Bansal, who is believed to have made $750-760 million from the Flipkart-Walmart deal by selling his 5% stake in the company, is already in talks to invest $100 million in home-grown cab aggregator Ola and $30 million in electric scooter startup Ather Energy.
According to sources, the investment in Ola could increase to $150 million, with a portion of it going to buy New York-based investment firm Tiger Global Management's stake in the ride-hailing company apart from the primary infusion.
They added that Bansal had also held talks to invest a further $35-40 million in artificial intelligence-based healthcare venture Sigtuple, where he is already an investor, as well as an "exploratory meeting" with online insurance venture Acko, but both options fell through.
Software body NASSCOM expects the Indian fintech market to touch $2.4 billion by 2020, spurred along in part by the government's push towards a digital economy. So Bansal's interest in the space is hardly surprising. According to the Inc42 Indian Tech Startup Funding Report, fintech startups raised $631.29 million - the highest for tech startup funding - across 70 deals in the first half of the current fiscal alone.

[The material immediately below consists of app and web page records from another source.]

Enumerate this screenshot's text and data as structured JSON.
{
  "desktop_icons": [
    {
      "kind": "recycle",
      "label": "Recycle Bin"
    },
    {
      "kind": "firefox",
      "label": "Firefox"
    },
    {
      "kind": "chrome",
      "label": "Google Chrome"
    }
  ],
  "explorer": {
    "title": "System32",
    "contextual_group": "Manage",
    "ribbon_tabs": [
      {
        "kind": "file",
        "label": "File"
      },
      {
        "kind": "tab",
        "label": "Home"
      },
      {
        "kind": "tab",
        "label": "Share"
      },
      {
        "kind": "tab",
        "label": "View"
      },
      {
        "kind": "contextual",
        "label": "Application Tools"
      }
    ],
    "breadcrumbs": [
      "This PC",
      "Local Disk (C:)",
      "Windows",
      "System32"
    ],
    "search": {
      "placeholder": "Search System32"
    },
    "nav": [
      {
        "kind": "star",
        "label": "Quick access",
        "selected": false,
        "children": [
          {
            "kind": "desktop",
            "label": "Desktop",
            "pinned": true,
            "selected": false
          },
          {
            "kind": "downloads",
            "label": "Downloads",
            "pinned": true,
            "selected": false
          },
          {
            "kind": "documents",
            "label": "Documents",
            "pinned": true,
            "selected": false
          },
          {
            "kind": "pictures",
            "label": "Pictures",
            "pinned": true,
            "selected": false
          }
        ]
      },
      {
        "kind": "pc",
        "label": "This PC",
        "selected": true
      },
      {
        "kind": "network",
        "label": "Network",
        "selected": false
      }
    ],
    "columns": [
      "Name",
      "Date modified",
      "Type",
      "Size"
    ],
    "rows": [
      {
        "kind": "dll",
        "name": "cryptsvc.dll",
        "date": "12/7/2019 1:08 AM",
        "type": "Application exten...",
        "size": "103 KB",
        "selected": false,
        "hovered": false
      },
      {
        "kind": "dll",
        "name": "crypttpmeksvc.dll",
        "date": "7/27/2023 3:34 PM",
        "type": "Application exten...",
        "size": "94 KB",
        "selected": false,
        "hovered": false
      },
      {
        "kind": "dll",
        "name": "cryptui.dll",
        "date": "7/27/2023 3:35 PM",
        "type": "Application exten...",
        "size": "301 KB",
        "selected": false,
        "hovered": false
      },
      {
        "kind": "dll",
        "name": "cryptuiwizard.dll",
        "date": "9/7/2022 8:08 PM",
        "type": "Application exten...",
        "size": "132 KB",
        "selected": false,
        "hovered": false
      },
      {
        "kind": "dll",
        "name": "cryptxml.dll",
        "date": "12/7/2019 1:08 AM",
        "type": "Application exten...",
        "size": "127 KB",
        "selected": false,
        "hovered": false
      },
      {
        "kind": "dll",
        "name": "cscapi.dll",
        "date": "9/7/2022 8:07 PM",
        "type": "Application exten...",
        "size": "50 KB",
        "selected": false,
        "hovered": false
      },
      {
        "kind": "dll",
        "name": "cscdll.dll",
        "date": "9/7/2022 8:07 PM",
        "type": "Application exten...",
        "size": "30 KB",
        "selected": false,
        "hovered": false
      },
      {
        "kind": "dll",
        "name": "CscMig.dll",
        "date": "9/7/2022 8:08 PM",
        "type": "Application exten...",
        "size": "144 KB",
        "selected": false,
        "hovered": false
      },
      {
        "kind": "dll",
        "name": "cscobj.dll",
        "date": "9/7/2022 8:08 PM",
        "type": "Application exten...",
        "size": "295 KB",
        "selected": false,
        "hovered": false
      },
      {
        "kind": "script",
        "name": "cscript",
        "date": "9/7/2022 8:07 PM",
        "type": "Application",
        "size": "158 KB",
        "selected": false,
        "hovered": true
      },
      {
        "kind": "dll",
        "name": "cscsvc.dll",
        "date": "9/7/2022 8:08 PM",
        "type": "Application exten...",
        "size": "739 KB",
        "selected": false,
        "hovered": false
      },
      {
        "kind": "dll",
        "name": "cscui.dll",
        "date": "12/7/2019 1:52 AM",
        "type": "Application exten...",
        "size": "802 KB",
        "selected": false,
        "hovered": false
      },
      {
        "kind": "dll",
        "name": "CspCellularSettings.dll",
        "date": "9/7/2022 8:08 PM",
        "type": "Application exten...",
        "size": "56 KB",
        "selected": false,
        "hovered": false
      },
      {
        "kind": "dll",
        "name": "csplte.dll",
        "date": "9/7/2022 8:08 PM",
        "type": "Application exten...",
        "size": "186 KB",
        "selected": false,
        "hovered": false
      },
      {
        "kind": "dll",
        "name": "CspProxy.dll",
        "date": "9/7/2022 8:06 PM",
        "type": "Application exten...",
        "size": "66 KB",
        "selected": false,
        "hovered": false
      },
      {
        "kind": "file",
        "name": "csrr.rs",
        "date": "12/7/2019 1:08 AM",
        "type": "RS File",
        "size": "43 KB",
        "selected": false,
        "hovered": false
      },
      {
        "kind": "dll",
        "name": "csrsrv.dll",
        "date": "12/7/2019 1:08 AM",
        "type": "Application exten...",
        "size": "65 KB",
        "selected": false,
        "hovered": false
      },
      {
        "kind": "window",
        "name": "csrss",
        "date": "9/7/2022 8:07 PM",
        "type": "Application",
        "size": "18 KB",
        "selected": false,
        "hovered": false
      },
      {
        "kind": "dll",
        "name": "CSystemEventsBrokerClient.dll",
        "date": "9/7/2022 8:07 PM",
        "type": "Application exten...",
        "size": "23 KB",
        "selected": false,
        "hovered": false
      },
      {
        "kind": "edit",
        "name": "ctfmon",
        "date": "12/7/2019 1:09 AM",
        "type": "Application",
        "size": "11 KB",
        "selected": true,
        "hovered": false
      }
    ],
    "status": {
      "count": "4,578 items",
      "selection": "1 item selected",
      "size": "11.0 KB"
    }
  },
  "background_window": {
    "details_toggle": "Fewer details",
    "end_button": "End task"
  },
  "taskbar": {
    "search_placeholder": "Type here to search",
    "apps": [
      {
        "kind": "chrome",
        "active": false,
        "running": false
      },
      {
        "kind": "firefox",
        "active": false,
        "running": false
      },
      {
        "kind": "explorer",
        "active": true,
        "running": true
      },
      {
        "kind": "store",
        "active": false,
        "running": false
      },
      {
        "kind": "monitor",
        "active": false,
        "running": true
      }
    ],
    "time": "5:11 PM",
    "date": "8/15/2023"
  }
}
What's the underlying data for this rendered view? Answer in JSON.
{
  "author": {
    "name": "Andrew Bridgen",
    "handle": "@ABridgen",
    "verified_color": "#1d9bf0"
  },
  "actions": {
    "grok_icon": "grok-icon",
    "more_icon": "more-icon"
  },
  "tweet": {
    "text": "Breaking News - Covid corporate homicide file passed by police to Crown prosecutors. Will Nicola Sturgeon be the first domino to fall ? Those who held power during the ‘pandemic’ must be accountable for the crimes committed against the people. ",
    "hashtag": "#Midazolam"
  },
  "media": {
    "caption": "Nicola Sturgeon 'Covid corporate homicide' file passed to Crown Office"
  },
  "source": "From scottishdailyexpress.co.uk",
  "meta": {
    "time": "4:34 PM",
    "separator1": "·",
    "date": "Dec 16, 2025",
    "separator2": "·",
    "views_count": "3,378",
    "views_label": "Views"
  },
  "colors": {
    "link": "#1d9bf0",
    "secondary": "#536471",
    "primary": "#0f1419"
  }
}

Then, last month, Hong Kong-based hedge fund Steadview Capital announced that it had invested $30 million in IndWealth, a wealth-tech platform launched by Ashish Kashyap, who had founded travel website Ibibo. More recently, FreeCharge co-founder Kunal Shah announced the launch of Cred, a financial services platform targeting consumers having high creditworthiness. The platform raised $25 million about two months ago in a round led by Sequoia and Ribbit.
However, Bansal's interest in the agritech space is raising eyebrows. "It is a huge sector with a huge amount of problems. (But) there are quite a few areas in agriculture where startups are using software-as-a-service (SaaS), Internet of Things (IoT) solutions, and remote sensing to improve the logistics and productivity of the sector," Jinesh Shah, cofounder of agriculture sector-focused venture fund Omnivore, told the daily. He added that the number of companies that approach Omnivore for funding has jumped from just one or two a week in 2012-2013 to about 6-7 a week now.